Justice Breyer Should Recuse Himself from Ruling on Constitutionality of Federal Sentencing Guidelines, Duke Law Professor Says

Justices can recuse themselves from cases at any time without having to give reasons

U.S. Supreme Court Justice Stephen Breyer should recuse himself from ruling on two cases that will decide the constitutionality of federal sentencing guidelines, says Duke University Law Professor Erwin Chemerinsky.

The sentencing guidelines will come before the Court in a rare afternoon session on Oct. 4., the first day of its term, when oral arguments are presented in two cases, United States v. Booker and United States v. Fanfan.

"There's no doubt that Stephen Breyer is one of the 'parents' of the federal sentencing guidelines," said Chemerinsky, Alston & Bird Professor of Law at the Duke University School of Law and a noted constitutional scholar and Supreme Court advocate. "When he was the Chief Counsel to the Senate Judiciary Committee, he played a key role with regard to the Sentencing Reform Act [passed in 1984], which created the Sentencing Commission that created the guidelines. Justice Breyer was also on the first Sentencing Commission that created the guidelines in the very structure at issue in these cases, though by that time he was a First Circuit judge. Should a justice who played such a key role in developing the sentencing guidelines now participate in considering their constitutionality?
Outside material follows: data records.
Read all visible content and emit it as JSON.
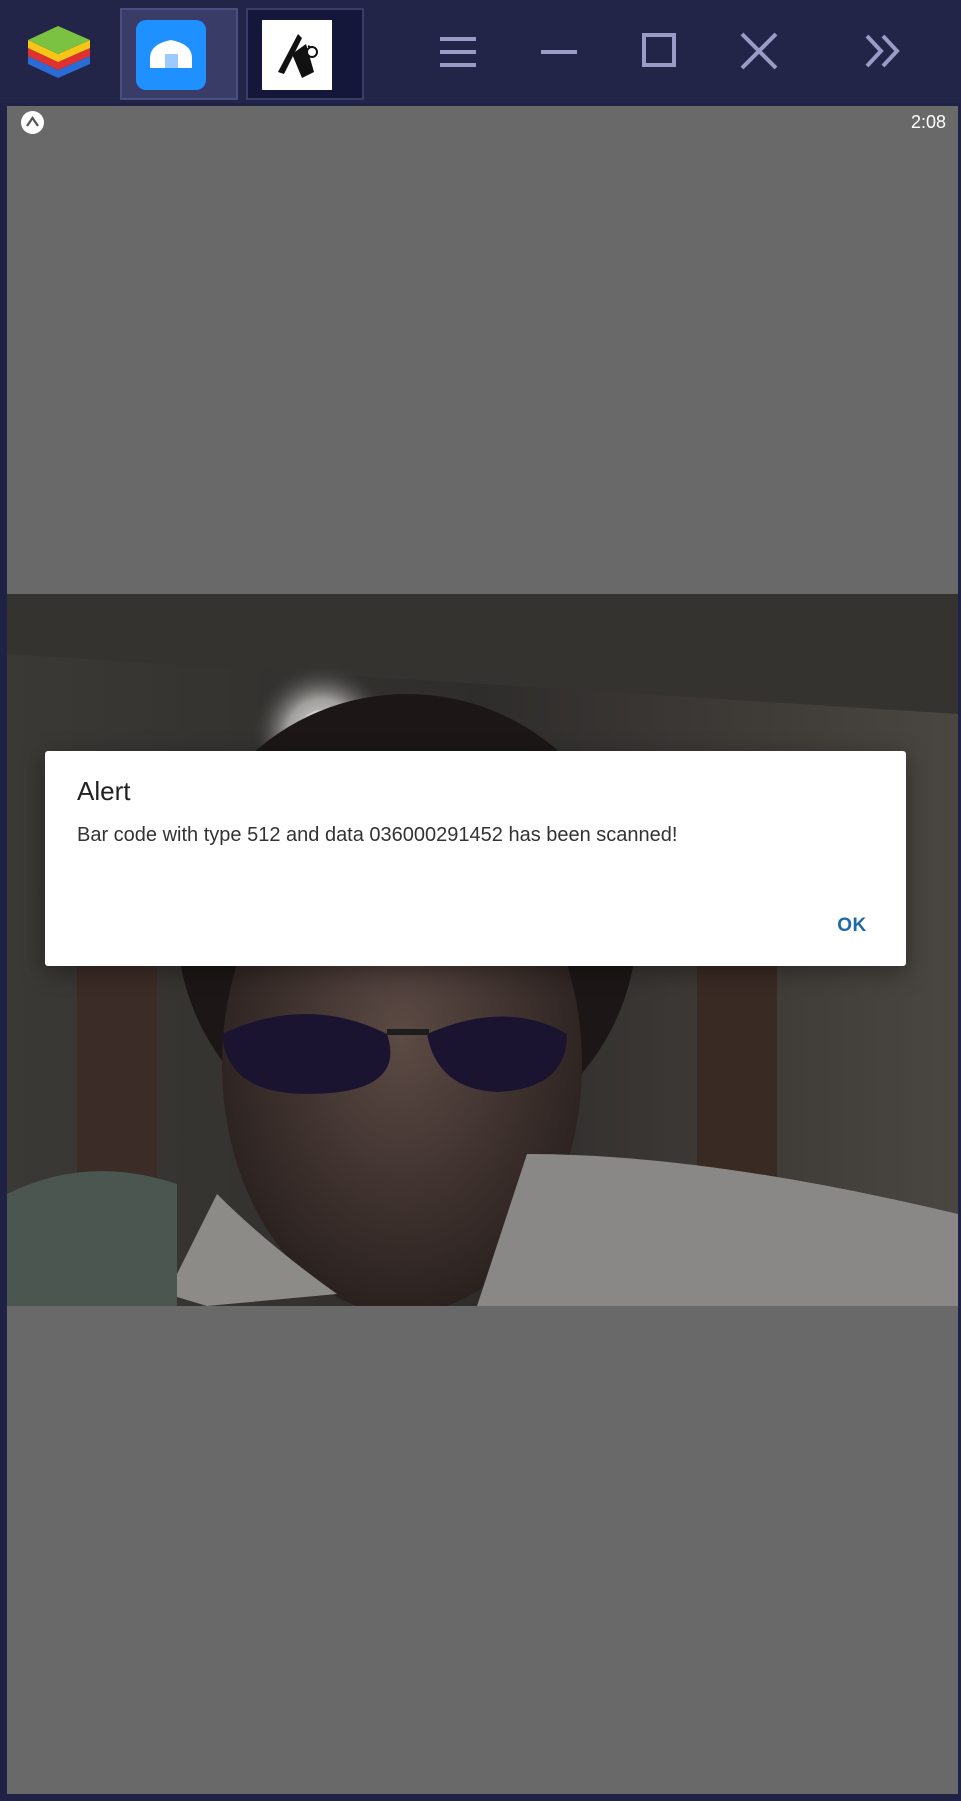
{
  "emulator": {
    "logo_icon": "bluestacks-logo-icon",
    "tabs": [
      {
        "name": "home-tab",
        "icon": "home-icon",
        "active": true
      },
      {
        "name": "app-tab",
        "icon": "expo-app-icon",
        "active": false
      }
    ],
    "controls": [
      "menu-icon",
      "minimize-icon",
      "maximize-icon",
      "close-icon",
      "expand-sidebar-icon"
    ],
    "colors": {
      "titlebar": "#232548",
      "home_icon_bg": "#1e90ff"
    }
  },
  "status_bar": {
    "time": "2:08",
    "app_icon": "expo-notification-icon"
  },
  "screen": {
    "background": "#696969",
    "camera_preview": "live-camera-feed"
  },
  "alert": {
    "title": "Alert",
    "message": "Bar code with type 512 and data 036000291452 has been scanned!",
    "ok_label": "OK",
    "accent_color": "#1f6aa5"
  }
}
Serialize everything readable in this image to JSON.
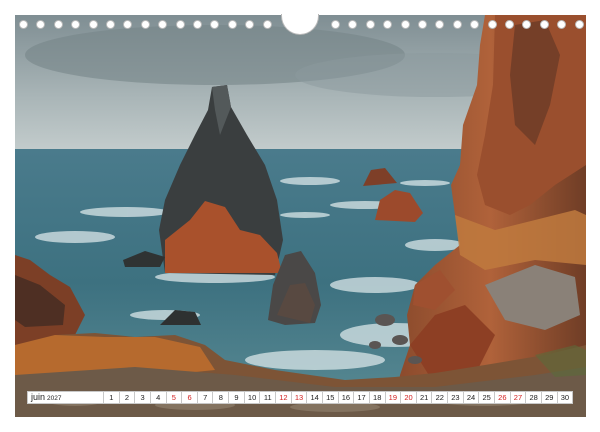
{
  "calendar": {
    "month": "juin",
    "year": "2027",
    "days": [
      {
        "n": "1",
        "we": false
      },
      {
        "n": "2",
        "we": false
      },
      {
        "n": "3",
        "we": false
      },
      {
        "n": "4",
        "we": false
      },
      {
        "n": "5",
        "we": true
      },
      {
        "n": "6",
        "we": true
      },
      {
        "n": "7",
        "we": false
      },
      {
        "n": "8",
        "we": false
      },
      {
        "n": "9",
        "we": false
      },
      {
        "n": "10",
        "we": false
      },
      {
        "n": "11",
        "we": false
      },
      {
        "n": "12",
        "we": true
      },
      {
        "n": "13",
        "we": true
      },
      {
        "n": "14",
        "we": false
      },
      {
        "n": "15",
        "we": false
      },
      {
        "n": "16",
        "we": false
      },
      {
        "n": "17",
        "we": false
      },
      {
        "n": "18",
        "we": false
      },
      {
        "n": "19",
        "we": true
      },
      {
        "n": "20",
        "we": true
      },
      {
        "n": "21",
        "we": false
      },
      {
        "n": "22",
        "we": false
      },
      {
        "n": "23",
        "we": false
      },
      {
        "n": "24",
        "we": false
      },
      {
        "n": "25",
        "we": false
      },
      {
        "n": "26",
        "we": true
      },
      {
        "n": "27",
        "we": true
      },
      {
        "n": "28",
        "we": false
      },
      {
        "n": "29",
        "we": false
      },
      {
        "n": "30",
        "we": false
      }
    ]
  },
  "colors": {
    "weekend": "#d21f1f",
    "sky": "#8f9ea3",
    "sea": "#3f7283",
    "rock_red": "#a4502c",
    "rock_dark": "#3c3f3f"
  },
  "image_subject": "coastal-sea-stacks-photo"
}
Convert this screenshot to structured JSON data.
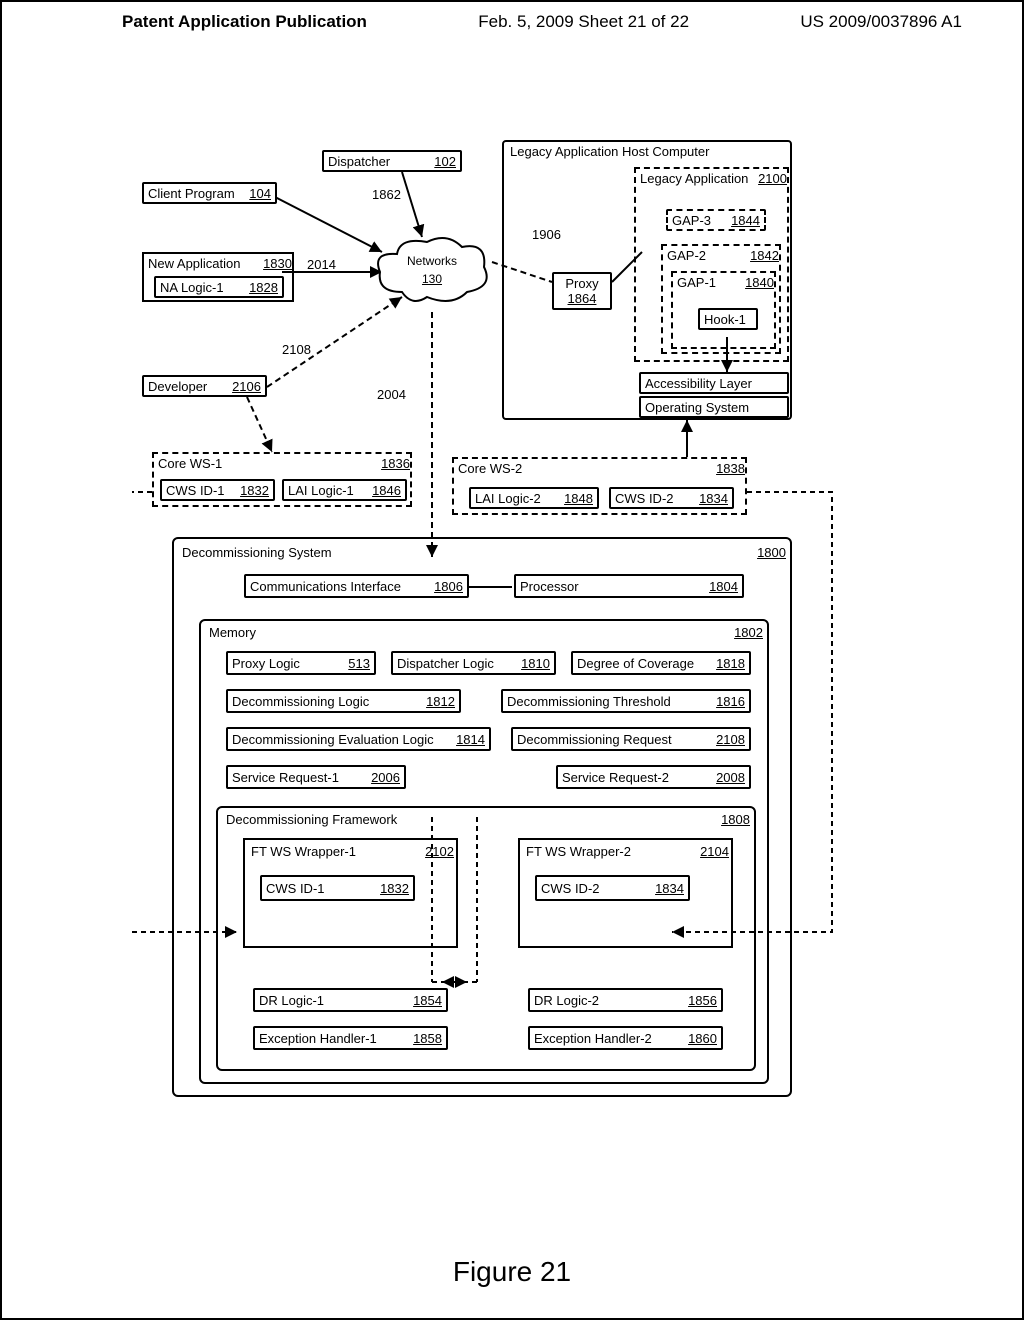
{
  "header": {
    "left": "Patent Application Publication",
    "mid": "Feb. 5, 2009  Sheet 21 of 22",
    "right": "US 2009/0037896 A1"
  },
  "figure_caption": "Figure 21",
  "components": {
    "client_program": {
      "label": "Client Program",
      "ref": "104"
    },
    "new_application": {
      "label": "New Application",
      "ref": "1830"
    },
    "na_logic": {
      "label": "NA Logic-1",
      "ref": "1828"
    },
    "developer": {
      "label": "Developer",
      "ref": "2106"
    },
    "dispatcher": {
      "label": "Dispatcher",
      "ref": "102"
    },
    "networks": {
      "label": "Networks",
      "ref": "130"
    },
    "proxy": {
      "label": "Proxy",
      "ref": "1864"
    },
    "legacy_host": {
      "label": "Legacy Application Host Computer"
    },
    "legacy_app": {
      "label": "Legacy Application",
      "ref": "2100"
    },
    "gap3": {
      "label": "GAP-3",
      "ref": "1844"
    },
    "gap2": {
      "label": "GAP-2",
      "ref": "1842"
    },
    "gap1": {
      "label": "GAP-1",
      "ref": "1840"
    },
    "hook1": {
      "label": "Hook-1"
    },
    "access_layer": {
      "label": "Accessibility Layer"
    },
    "os": {
      "label": "Operating System"
    },
    "core_ws1": {
      "label": "Core WS-1",
      "ref": "1836"
    },
    "cws_id1": {
      "label": "CWS ID-1",
      "ref": "1832"
    },
    "lai_logic1": {
      "label": "LAI Logic-1",
      "ref": "1846"
    },
    "core_ws2": {
      "label": "Core WS-2",
      "ref": "1838"
    },
    "lai_logic2": {
      "label": "LAI Logic-2",
      "ref": "1848"
    },
    "cws_id2": {
      "label": "CWS ID-2",
      "ref": "1834"
    },
    "decom_sys": {
      "label": "Decommissioning System",
      "ref": "1800"
    },
    "comm_if": {
      "label": "Communications Interface",
      "ref": "1806"
    },
    "processor": {
      "label": "Processor",
      "ref": "1804"
    },
    "memory": {
      "label": "Memory",
      "ref": "1802"
    },
    "proxy_logic": {
      "label": "Proxy Logic",
      "ref": "513"
    },
    "dispatcher_logic": {
      "label": "Dispatcher Logic",
      "ref": "1810"
    },
    "degree_cov": {
      "label": "Degree of Coverage",
      "ref": "1818"
    },
    "decom_logic": {
      "label": "Decommissioning Logic",
      "ref": "1812"
    },
    "decom_thresh": {
      "label": "Decommissioning Threshold",
      "ref": "1816"
    },
    "decom_eval": {
      "label": "Decommissioning Evaluation Logic",
      "ref": "1814"
    },
    "decom_req": {
      "label": "Decommissioning Request",
      "ref": "2108"
    },
    "svc_req1": {
      "label": "Service Request-1",
      "ref": "2006"
    },
    "svc_req2": {
      "label": "Service Request-2",
      "ref": "2008"
    },
    "decom_fw": {
      "label": "Decommissioning Framework",
      "ref": "1808"
    },
    "ft_wrap1": {
      "label": "FT WS Wrapper-1",
      "ref": "2102"
    },
    "ft_wrap2": {
      "label": "FT WS Wrapper-2",
      "ref": "2104"
    },
    "cws_id1b": {
      "label": "CWS ID-1",
      "ref": "1832"
    },
    "cws_id2b": {
      "label": "CWS ID-2",
      "ref": "1834"
    },
    "dr_logic1": {
      "label": "DR Logic-1",
      "ref": "1854"
    },
    "dr_logic2": {
      "label": "DR Logic-2",
      "ref": "1856"
    },
    "exc_h1": {
      "label": "Exception Handler-1",
      "ref": "1858"
    },
    "exc_h2": {
      "label": "Exception Handler-2",
      "ref": "1860"
    },
    "n1862": "1862",
    "n2014": "2014",
    "n2108": "2108",
    "n2004": "2004",
    "n1906": "1906"
  }
}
"My own opinion is that he should recuse himself," said Chemerinksy, who has two cases currently on the Court's docket, as counsel and co-counsel. "I don't think a member of Congress who participated in sponsoring a bill or drafting legislation should then, on the federal court, rule on the constitutionality of that, and I think Justice Breyer is in the same position."

Justices can recuse themselves from cases at any time without having to give reasons.

"Under the Code of Judicial Ethics, judges have the duty to recuse themselves if there is a conflict of interest," said Chemerinsky, noting that Justice O'Connor has often recused herself when her husband's law firm has been involved in a case.

Ethics are enormously important for judges, he said.

"If there's any group in our profession or in society that we want to have impeccable ethics -- to follow ethical principles without question -- it's judges. That's most important for the Justices of the Supreme Court -- they are the most visible judges we have in the country. They are the model for all other judges."

_ _ _ _

Note to broadcast editors: Duke provides an on-campus satellite uplink facility for live or pre-recorded television interviews. We are also equipped with ISDN connectivity for radio interviews. Broadcast reporters should contact the Office of Radio-TV Services at (919) 681-8067 to arrange an interview.